A Zionist Dream – Part 3
time has come to shed the hollow slogans and restrictive labels that we place
upon ourselves. They thwart the Zionist
Dream from spreading its wings and soaring upward.
ethnic, cultural and religious diversity contributes to its uniqueness,
providing a comparative advantage internationally when it comes to original
thinking and unconventional approaches.
Instead of channeling this uniqueness into creating an Israeli spirit of
togetherness and exceptionalism, many political careers – and even entire
political parties – are based on exploiting these differences to divide and
too many instances, discrimination and racism created gaps between ethnic groups
and between religions, phenomena that have still not been entirely eradicated.
There is a need to remember the past so that we will not repeat it. But seven decades after the creation of
Israel, the time has come to relegate the Sephardi and Ashkenazi labels to the
history books and to leave them there.
We are Israelis, and it is a good thing that we marry each other. The way forward requires understanding that
the perpetuation of income gaps in the 21st century is due primarily
to gaps in education – and these are resolvable. In light of the strong link between parental
education and their children’s scholastic achievements, such education gaps are
essentially a market failure that countries can reduce by funneling more
resources to those pupils whose parents are relatively uneducated.
the complex workings of economies into slogans limits thought and is not
constructive in addressing core challenges.
A free market and a modern economy are not synonymous with jungles. The invisible hand makes it possible to reach
horizons that we could only have imagined in the past, but it is unable and
does not need to solve all of societies’ challenges. Infrastructures and services that benefit
all, that connect and provide equal opportunities, that provide care and
assistance in troubled times – these are realms that require strategic vision
and action at the national level.
tags such as Left and Right increase divisive clustering instead of encouraging
unobstructed and practical perspectives.
No side has exclusivity to concepts of justice and common sense, or to
updating the Zionist Dream to the current century. Israeli governments are created on the basis
of reaching out to the extremes rather than connecting on the basis of common denominators
– which still commands a majority in Israel.
recent elections resulted in the current coalition. But the Likud could have chosen Labor, Yesh
Atid and Kulanu instead. These four
parties include 75 MKs that account for nearly two-thirds of the Knesset. They could have created a government capable
of fulfilling the Zionist Dream – had this been its primary objective.
each side takes advantage of the opportunity, when it presents itself, to
choose directions that mortgage the nation’s future.

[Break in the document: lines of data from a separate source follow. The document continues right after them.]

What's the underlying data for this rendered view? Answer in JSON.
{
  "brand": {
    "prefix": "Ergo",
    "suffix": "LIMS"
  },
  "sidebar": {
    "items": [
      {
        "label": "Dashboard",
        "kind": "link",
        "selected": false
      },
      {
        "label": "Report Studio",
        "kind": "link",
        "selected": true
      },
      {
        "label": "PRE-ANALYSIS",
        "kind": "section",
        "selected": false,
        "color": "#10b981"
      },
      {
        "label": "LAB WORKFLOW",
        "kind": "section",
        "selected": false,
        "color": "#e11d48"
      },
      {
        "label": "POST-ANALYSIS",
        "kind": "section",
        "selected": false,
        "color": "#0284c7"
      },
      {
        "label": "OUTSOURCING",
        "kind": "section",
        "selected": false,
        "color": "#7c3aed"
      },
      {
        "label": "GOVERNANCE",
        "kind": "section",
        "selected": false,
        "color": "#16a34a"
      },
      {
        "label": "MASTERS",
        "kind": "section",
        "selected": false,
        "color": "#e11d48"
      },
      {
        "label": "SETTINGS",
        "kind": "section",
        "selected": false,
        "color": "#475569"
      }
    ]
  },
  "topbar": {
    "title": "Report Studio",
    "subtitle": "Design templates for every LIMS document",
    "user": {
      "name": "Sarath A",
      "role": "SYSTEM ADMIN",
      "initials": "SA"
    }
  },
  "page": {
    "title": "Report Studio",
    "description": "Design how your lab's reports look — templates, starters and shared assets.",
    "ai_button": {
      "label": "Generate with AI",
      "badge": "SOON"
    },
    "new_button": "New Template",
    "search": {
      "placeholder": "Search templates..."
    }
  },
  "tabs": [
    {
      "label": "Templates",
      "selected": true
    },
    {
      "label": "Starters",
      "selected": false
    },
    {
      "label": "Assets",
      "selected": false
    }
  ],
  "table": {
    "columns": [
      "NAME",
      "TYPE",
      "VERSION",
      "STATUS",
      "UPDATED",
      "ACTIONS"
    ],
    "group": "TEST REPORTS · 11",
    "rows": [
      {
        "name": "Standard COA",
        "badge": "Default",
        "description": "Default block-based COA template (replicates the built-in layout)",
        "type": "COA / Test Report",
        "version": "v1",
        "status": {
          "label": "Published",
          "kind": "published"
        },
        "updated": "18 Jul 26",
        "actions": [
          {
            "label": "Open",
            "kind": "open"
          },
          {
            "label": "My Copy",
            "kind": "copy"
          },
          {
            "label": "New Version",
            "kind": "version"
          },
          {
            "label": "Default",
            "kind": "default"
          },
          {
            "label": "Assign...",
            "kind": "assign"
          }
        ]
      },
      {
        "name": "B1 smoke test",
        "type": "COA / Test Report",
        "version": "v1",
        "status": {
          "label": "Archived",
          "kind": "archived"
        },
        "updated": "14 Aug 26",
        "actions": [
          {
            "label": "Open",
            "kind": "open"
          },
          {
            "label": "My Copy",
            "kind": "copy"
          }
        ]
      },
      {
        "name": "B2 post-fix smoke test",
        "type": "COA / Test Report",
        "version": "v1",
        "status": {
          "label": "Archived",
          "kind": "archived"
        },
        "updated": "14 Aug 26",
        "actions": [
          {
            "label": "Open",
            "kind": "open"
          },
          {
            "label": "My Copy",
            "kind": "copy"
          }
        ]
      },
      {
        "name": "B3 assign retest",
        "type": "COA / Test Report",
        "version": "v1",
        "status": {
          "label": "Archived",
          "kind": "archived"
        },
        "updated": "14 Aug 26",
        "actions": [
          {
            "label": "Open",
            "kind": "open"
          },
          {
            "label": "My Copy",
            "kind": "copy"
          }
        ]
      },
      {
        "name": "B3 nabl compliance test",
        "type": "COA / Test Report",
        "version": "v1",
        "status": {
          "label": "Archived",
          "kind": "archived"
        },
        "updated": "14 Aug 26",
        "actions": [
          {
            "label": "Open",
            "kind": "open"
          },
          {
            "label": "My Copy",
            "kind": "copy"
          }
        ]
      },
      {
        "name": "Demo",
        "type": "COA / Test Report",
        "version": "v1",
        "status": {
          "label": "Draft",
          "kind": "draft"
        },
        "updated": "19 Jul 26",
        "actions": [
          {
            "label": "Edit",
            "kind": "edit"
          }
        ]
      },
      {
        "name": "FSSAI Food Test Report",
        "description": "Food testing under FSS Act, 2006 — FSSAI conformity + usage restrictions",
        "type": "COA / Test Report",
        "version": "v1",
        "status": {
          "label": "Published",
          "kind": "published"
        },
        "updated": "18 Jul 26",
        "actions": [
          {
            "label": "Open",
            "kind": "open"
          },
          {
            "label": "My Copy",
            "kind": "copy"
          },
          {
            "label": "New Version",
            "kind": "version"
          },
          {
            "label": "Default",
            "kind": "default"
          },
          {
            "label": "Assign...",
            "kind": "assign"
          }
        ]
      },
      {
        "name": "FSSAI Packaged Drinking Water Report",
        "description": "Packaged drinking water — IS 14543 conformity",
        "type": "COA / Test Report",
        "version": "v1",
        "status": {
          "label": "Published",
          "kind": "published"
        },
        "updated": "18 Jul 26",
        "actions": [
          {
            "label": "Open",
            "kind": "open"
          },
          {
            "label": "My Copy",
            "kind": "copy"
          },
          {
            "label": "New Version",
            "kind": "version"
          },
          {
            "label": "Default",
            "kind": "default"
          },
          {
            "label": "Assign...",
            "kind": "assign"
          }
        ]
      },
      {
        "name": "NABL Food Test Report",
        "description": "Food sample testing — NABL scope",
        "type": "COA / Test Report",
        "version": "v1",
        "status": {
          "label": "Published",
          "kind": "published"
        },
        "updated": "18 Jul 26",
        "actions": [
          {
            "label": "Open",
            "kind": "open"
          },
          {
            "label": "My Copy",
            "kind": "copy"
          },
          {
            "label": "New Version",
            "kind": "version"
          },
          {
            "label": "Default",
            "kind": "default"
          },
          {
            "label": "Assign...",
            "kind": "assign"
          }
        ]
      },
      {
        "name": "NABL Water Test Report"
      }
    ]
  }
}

To avoid having to sit with the other side,
partnerships are made with Haredi (ultra-Orthodox) parties insisting on
depriving their children of the basic right to a core education that would
provide them with the ability to successfully contend in a modern, open and
elephant in the room that prevents realization of the Zionist Dream is the West
Bank. This is not just a story about
transferring huge shares of society’s resources there for decades. In an era of missiles, the settling of
civilians in the midst of a hostile population does not provide protection but
instead guzzles limited military resources to protect the settlers from their
a world in which Jews and Muslims are willing to live in democratic countries
with crosses on their flags and Christianity as their official religion, Jews
also have a right to a democratic home of their own. But Judaism is not the proprietary domain of
any stream. The time has come to grant
all of Israel’s Jews the freedom to decide for themselves the degree of
religion that they want in their lives.
With Israel’s Arab minority, we need to build a shared future in this
country. A look around the neighborhood
is sufficient for understanding the alternatives.
the end of the day, this is not simply a Zionist Dream but a Dream that will
save the Zionist enterprise. The future
will require a different sort of preparation than what we have known thus far. We face a world in which there will be
greater movement of goods, of capital – and of people. Israel’s future depends on our most educated
children and grandchildren wanting to remain here and having others with whom
to work and shoulder the burden – and with whom they can feel a joint sense of